After years and years of dealing with stress urinary incontinence I am ready to take a risk and fix the problem once and for all.
Let me start by giving a "little" back ground information: I had my first bladder infection at the age of 3. It was very traumatic and I remember it well. I remember telling my mother over and over that I had to pee even though I had just went. I remember being distraught over having to be in the car on the way to the Dr's office. How could I be away from the bathroom that long? To this day I have a mild sort of PTSD every time it starts to feel like I am going to have a bladder infection.
In my 20's, after years and years of bladder infections, I trusted a urologist who "dilated" my urethra in his office. He said I had strictures which were causing the infections. After that I had to go home and sit in a bathtub with warm water to ease the pain and wondered if I would ever be comfortable enough to get out of that tub again. I sat in there for hours. The good news was the procedure dramatically reduced my infections.

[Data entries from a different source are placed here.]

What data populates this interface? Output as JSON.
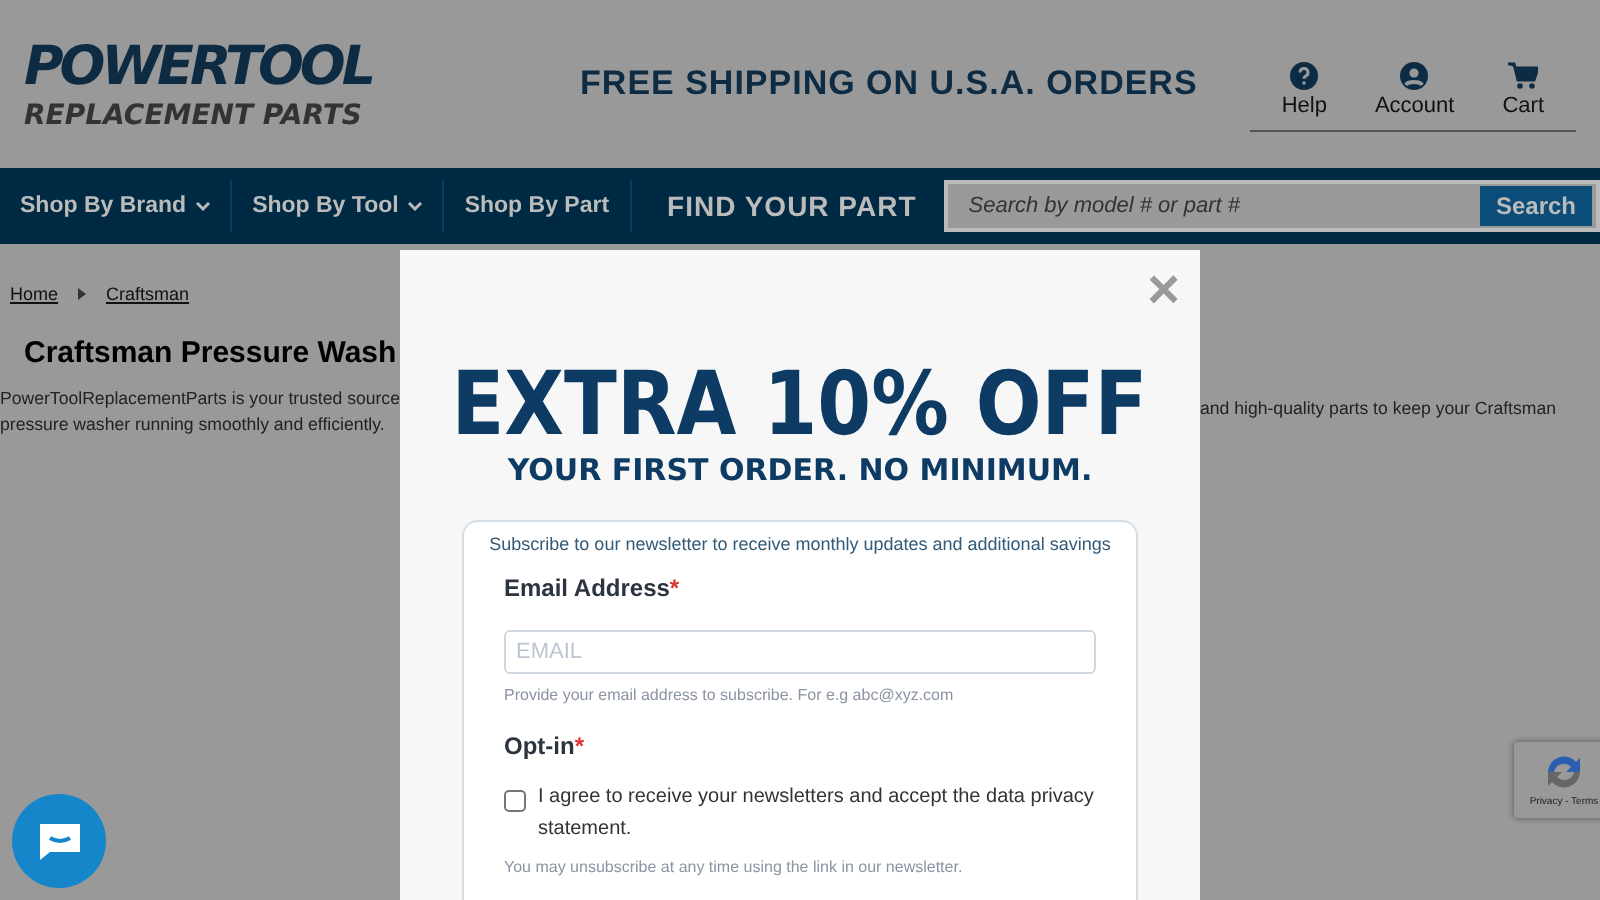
{
  "header": {
    "logo_top": "POWERTOOL",
    "logo_bottom": "REPLACEMENT PARTS",
    "promo": "FREE SHIPPING ON U.S.A. ORDERS",
    "links": [
      {
        "kind": "help",
        "label": "Help"
      },
      {
        "kind": "account",
        "label": "Account"
      },
      {
        "kind": "cart",
        "label": "Cart"
      }
    ]
  },
  "nav": {
    "items": [
      {
        "label": "Shop By Brand",
        "dropdown": true
      },
      {
        "label": "Shop By Tool",
        "dropdown": true
      },
      {
        "label": "Shop By Part",
        "dropdown": false
      }
    ],
    "find_label": "FIND YOUR PART",
    "search": {
      "placeholder": "Search by model # or part #",
      "button": "Search"
    }
  },
  "breadcrumb": [
    "Home",
    "Craftsman"
  ],
  "page": {
    "title": "Craftsman Pressure Wash",
    "intro_left": "PowerToolReplacementParts is your trusted source",
    "intro_right": "and high-quality parts to keep your Craftsman",
    "intro_line2": "pressure washer running smoothly and efficiently."
  },
  "modal": {
    "close": "×",
    "headline": "EXTRA 10% OFF",
    "subhead": "YOUR FIRST ORDER. NO MINIMUM.",
    "form": {
      "intro": "Subscribe to our newsletter to receive monthly updates and additional savings",
      "email_label": "Email Address",
      "email_required": "*",
      "email_placeholder": "EMAIL",
      "email_help": "Provide your email address to subscribe. For e.g abc@xyz.com",
      "optin_label": "Opt-in",
      "optin_required": "*",
      "optin_text": "I agree to receive your newsletters and accept the data privacy statement.",
      "optin_checked": false,
      "unsubscribe_note": "You may unsubscribe at any time using the link in our newsletter."
    }
  },
  "recaptcha": {
    "links": "Privacy - Terms"
  }
}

What also helped, for those of you that might have this problem, was ALWAYS voiding before and after sex (no matter what) and wiping front to back. Such a simple thing to not introduce E. Coli into the urethra.
When I was 30, I was told I had an incurable condition called adenomyosis. The only way to cure my 2 weeks of back pain I had every month would be to have a hysterectomy. Not a nurse at the time and naive to what this would really to do me, I was ready to be pain free. I opted for the hysterectomy. Afterwards I discovered that without a cervix, my orgasms would never be the same and that without a uterus my bladder and urethra would drop over time. The pathology on my uterus ended up coming back as endometriosis, maybe not curable but at least treatable. They don't do hysterectomies now like they did back then.
In my 40's the incontinence was rapidly becoming out of control. I could not jump, run, laugh, sneeze, or cough without peeing on myself. As a nurse you hear and see all the horror stories of good surgeries gone bad. I was scared to death to have anything artificial put in my body. Erosion of my bladder or my urethra would lead to a life of constant and continual urinary leakage, not to mention infection, and smell! As a young vibrant woman, not an option for me.
I opted for a BURCH procedure done by a highly recommended surgeon in 2007. 5 days into my recovery with a foley catheter attached to my leg, I had to pull a drowning 70 pound dog out of our pool. I was home alone and dog sitting. I couldn't let my niece's dog drown. I just couldn't. The other mistake I made after that surgery was to start exercising right after my 6 weeks post-op period ended which included boot camp (jumping) and running. In hindsight I should've gave myself more time to heal completely. Afterwards I never was completely incontinent free but it was better than it had been in years.
Over the last 4 years I am pretty close to where I was at my worst. Tired of years and years of having this problem I sought advice from multiple experts. The answer is a TOT surgery. Transorbital Tape. From what I understand he is going to go through the top of my inner thighs and insert a piece of tape that my urethra with rest on. The tape will give it the support it needs to keep from dropping down and leaking. It's a fast 20 minute procedure. The recovery: lifting nothing heavier than 10 pounds for 6 weeks. As a nurse this mean no work for 6 weeks.
I didn't arrive at the decision lightly but I can honestly say I don't know what I am more excited about, getting my urinary incontinence fixed once and for all or having 6 weeks off work.
I have been under a lot of stress lately. I severely injured my neck last year which lead to a long year of uncertainty and limited exercise. My 4 kids have their own issues (good and bad) and as their mom, I get involved and try to help them as much as I can. My long time co-worker retired in January which left her position to me. I gladly took her position but it came with a price of more stress and responsibility.
So for me 6 weeks off work means having 6 weeks where I can focus my time & attention on me. I can read, meditate, get more than 6 hours of sleep, prepare healthy meals, do activities that don't require lifting, like scrap-booking and knitting. I will visit my grandma & my parents, water my garden, basically be more emotionally present in my life and my loved ones lives.
I love my job as a nurse but I won't lie, it does drain me, physically and emotionally. I am looking forward to this time of healing to allow my body to recover and my mind to recharge.